Records for the exercise START

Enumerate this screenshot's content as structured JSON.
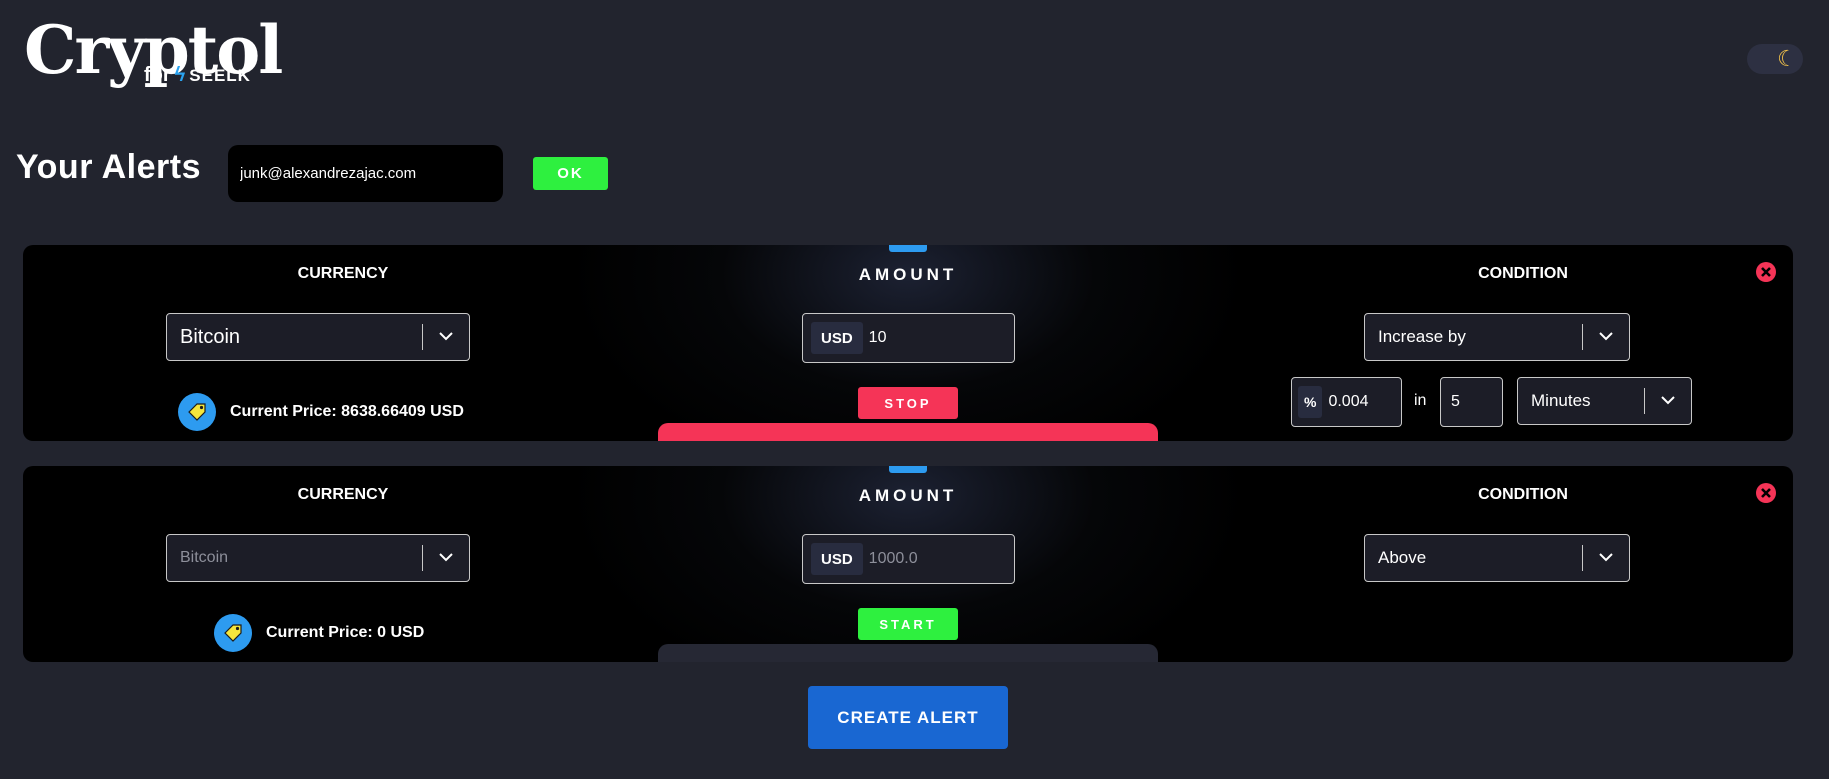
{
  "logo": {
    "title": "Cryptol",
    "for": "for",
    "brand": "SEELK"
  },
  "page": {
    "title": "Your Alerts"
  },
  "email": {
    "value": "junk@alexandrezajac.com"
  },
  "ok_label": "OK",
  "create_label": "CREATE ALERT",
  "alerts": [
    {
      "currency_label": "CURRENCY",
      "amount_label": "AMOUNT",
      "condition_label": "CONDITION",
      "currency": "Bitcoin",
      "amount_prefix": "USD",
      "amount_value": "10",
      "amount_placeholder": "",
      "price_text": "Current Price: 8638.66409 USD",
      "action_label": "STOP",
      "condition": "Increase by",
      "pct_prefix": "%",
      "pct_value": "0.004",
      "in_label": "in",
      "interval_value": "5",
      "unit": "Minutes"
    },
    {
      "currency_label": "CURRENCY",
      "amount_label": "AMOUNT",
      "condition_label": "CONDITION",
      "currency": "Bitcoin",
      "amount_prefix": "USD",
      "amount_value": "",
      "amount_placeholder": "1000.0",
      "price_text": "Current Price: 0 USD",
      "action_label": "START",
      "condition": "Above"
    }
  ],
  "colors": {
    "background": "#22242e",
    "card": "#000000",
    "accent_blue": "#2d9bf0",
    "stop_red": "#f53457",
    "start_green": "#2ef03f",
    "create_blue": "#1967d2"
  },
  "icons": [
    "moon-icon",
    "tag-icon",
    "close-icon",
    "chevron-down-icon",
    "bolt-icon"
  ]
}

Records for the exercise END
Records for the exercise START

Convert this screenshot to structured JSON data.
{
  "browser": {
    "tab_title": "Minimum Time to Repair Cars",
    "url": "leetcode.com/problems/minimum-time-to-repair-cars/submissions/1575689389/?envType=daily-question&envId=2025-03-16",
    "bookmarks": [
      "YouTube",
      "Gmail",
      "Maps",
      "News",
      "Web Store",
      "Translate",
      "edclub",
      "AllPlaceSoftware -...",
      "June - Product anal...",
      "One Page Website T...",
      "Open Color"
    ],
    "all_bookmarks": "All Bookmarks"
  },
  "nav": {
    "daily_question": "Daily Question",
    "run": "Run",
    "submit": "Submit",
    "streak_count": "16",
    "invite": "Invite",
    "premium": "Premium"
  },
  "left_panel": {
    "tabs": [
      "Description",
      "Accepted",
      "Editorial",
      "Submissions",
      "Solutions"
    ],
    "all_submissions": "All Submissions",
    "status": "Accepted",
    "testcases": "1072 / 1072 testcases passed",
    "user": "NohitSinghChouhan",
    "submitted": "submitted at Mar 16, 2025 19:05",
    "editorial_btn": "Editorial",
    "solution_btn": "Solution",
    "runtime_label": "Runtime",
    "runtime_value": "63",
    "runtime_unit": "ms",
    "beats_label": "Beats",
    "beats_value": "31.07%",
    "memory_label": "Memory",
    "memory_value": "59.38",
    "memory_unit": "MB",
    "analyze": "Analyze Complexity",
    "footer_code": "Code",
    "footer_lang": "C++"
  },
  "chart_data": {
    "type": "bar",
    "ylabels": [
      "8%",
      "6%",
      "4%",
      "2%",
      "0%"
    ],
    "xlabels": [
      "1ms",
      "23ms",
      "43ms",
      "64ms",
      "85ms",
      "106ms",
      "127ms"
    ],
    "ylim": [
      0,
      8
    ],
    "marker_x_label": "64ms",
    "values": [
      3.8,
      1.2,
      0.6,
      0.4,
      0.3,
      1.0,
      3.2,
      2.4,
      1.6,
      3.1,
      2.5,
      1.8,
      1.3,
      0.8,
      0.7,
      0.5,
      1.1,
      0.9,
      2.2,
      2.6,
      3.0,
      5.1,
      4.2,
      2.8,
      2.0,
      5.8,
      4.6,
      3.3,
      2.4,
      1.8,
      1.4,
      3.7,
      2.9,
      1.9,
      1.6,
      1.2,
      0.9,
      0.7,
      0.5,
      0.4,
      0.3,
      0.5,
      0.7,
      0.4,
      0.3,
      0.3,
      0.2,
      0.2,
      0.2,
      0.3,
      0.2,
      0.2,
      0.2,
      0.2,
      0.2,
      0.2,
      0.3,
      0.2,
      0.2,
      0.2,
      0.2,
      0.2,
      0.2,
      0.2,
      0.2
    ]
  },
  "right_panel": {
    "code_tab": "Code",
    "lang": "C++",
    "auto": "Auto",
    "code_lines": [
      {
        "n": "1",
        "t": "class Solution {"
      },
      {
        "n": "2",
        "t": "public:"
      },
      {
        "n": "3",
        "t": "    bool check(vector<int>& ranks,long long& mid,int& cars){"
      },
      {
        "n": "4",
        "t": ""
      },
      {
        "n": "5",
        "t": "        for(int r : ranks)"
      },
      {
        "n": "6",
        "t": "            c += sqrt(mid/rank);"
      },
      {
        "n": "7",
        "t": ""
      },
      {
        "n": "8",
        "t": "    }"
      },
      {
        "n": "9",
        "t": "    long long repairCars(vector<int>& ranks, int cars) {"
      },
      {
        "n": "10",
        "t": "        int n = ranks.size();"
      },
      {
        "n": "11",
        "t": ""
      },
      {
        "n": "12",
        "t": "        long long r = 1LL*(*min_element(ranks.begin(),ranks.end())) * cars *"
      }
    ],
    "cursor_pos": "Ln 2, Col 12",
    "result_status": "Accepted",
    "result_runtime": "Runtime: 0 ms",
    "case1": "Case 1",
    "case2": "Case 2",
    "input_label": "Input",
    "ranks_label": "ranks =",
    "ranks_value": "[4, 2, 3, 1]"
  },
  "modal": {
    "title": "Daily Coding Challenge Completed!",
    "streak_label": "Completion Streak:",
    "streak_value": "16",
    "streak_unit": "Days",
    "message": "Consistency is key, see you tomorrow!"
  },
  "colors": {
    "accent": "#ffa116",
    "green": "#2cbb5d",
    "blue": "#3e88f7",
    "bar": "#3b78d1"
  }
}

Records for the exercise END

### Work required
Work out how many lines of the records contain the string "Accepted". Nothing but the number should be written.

### Reply to the exercise
3